The second raft of measures announced by the Government in an attempt to curb the spread of coronavirus represent a considered and proportionate response to a challenge that is growing by the day.
The measures, set out on Tuesday, will only add to the economic misery already heaped upon citizens by Covid-19, and have failed to satisfy those voices calling for a complete lockdown of society.
However, the fact that they fall around the centre line of what might have been done does not mean they amount to a fudge. Throughout this crisis, Ireland has taken a measured, consistent and evidence-led approach to the challenge involved.
Where countries on either side of us have flip-flopped and changed tack with astonishing rapidity, the Irish authorities have followed a graduated approach based on the best available international and local advice.

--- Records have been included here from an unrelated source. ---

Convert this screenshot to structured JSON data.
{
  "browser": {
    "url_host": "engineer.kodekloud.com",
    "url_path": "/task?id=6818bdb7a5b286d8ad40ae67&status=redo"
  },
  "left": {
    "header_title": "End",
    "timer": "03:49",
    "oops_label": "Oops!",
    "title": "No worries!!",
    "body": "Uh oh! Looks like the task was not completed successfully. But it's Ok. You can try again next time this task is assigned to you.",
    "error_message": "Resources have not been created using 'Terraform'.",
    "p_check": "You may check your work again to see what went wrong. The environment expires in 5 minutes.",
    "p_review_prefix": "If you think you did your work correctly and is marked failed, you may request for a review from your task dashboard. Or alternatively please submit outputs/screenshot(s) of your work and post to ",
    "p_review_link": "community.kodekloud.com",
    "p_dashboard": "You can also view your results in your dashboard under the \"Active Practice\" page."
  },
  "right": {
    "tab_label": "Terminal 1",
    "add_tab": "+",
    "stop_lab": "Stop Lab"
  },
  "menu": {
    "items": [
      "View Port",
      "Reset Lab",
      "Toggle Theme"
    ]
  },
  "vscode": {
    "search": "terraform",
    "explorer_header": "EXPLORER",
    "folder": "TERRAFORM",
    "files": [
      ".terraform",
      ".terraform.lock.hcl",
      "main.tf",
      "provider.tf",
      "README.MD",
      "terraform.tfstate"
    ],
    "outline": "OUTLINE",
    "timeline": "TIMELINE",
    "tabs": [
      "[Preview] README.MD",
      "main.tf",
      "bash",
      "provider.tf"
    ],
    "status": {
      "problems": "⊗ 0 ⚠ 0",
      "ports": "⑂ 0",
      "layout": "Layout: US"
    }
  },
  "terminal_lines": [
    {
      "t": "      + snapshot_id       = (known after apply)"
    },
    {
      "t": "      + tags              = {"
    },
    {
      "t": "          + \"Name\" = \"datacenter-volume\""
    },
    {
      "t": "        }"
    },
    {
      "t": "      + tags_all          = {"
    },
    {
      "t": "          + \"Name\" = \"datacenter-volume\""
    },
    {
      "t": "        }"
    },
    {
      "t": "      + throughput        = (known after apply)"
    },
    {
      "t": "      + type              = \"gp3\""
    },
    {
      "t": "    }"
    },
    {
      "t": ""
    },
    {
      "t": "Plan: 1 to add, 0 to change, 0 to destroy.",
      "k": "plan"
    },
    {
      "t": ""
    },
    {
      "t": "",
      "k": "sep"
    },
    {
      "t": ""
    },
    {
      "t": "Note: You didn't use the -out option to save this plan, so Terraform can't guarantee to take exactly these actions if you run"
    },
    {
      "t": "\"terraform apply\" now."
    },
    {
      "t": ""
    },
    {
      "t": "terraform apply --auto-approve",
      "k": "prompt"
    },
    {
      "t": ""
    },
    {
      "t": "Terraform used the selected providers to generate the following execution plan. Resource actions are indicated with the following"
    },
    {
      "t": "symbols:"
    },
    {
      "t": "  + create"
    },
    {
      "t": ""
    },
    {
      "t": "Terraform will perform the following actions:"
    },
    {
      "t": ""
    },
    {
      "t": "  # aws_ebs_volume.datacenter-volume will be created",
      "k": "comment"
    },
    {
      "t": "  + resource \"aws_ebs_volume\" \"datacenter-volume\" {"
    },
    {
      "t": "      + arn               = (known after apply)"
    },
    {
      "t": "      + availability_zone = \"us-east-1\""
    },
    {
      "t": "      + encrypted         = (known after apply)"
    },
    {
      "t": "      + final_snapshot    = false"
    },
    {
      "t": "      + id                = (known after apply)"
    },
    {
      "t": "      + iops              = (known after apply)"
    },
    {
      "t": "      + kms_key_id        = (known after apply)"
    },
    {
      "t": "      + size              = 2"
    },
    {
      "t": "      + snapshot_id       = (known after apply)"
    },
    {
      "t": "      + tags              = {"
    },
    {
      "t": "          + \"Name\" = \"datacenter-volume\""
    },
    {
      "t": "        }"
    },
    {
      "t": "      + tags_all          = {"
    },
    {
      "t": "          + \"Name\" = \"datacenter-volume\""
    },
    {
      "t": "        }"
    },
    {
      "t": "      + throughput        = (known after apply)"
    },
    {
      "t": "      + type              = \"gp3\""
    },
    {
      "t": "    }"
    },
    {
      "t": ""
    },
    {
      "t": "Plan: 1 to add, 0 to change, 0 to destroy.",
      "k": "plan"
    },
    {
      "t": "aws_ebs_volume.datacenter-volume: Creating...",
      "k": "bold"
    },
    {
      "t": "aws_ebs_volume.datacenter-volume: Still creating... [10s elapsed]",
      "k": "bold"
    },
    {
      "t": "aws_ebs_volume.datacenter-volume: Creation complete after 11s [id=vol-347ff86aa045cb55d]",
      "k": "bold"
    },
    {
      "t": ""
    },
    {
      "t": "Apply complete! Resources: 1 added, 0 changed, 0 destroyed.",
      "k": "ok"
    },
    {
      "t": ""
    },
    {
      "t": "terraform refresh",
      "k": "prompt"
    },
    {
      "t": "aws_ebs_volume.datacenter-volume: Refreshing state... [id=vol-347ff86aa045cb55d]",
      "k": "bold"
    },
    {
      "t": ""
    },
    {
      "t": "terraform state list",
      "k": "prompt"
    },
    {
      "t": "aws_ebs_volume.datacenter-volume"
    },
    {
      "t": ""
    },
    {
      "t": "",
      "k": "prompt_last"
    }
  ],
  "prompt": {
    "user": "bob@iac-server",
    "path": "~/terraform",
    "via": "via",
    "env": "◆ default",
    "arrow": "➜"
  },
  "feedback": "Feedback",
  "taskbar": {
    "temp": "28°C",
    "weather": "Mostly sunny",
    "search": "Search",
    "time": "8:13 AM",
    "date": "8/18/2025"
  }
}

In other countries, some politicians have played politics with the pandemic, but in the State the lead has been taken by scientific experts, with the Government effectively playing a support role that has demanded the provision of large sums of money.
In common with other countries, Ireland has made mistakes along the way. There was a failure to clamp down on travel from problem areas, notably Italy, quickly enough. Ireland also seems to be behind the curve on the provision of personal protective equipment for health staff and on testing.
This was apparent again over the past 24 hours when the criteria for testing were altered again, effectively meaning people with only one Covid-19 symptom will not be tested.
It is hard not to see this as a change designed to cut the demand for testing, which was running out of all proportion to the system's ability to provide the service. It now seems the official approach is the same as that of the World Health Organisation – "test, test, test" – but with the rider "though not just yet".
At Tuesday's briefing by the National Public Health Emergency Team, chief medical officer Dr Tony Holohan freely accepted that public health officials had "cast their net too widely" when loosening their criteria a fortnight ago.
At the time, the focus was on the removal of travel from overseas as a criterion for being tested for the virus. However, it was the decision to test people with just one symptom that really opened the floodgates.
The resulting 20,000 people a day who sought testing included people with other ailments, including flu, as well as a good proportion of the “worried well”. Lost among the numbers were the real priority cases, such as healthcare workers and, at times, the more severely ill.
Now Ireland is adopting the World Health Organisation (WHO) case definition for Covid-19, which requires two signs – fever and a respiratory symptom such as a cough or breathlessness.
This begs the question why didn’t we adopt the WHO rules in the first place?
There are uncomfortable echoes of the cervical cancer controversy here – where an offer of free repeat smears to the wider population of women ended up clogging up the system and creating months of delay in the screening programme.
In the current situation, too many patients are waiting too long to be tested or too long to get their results. Hopefully, this is only a short-term problem and the backlog will be cleared, as a prelude to wider testing in the population.
Still, in this calm-before-the-surge moment, there are some encouraging signs. There is widespread adherence to social distancing; the number of contacts of confirmed cases is dropping; and the number of diagnosed cases is growing slightly more slowly than expected – though this may be due to the seven-day time lag caused by testing delays.
It is still too early to know whether the measures adopted in Ireland will work, but at least the hands on the tiller seem to know where we are headed.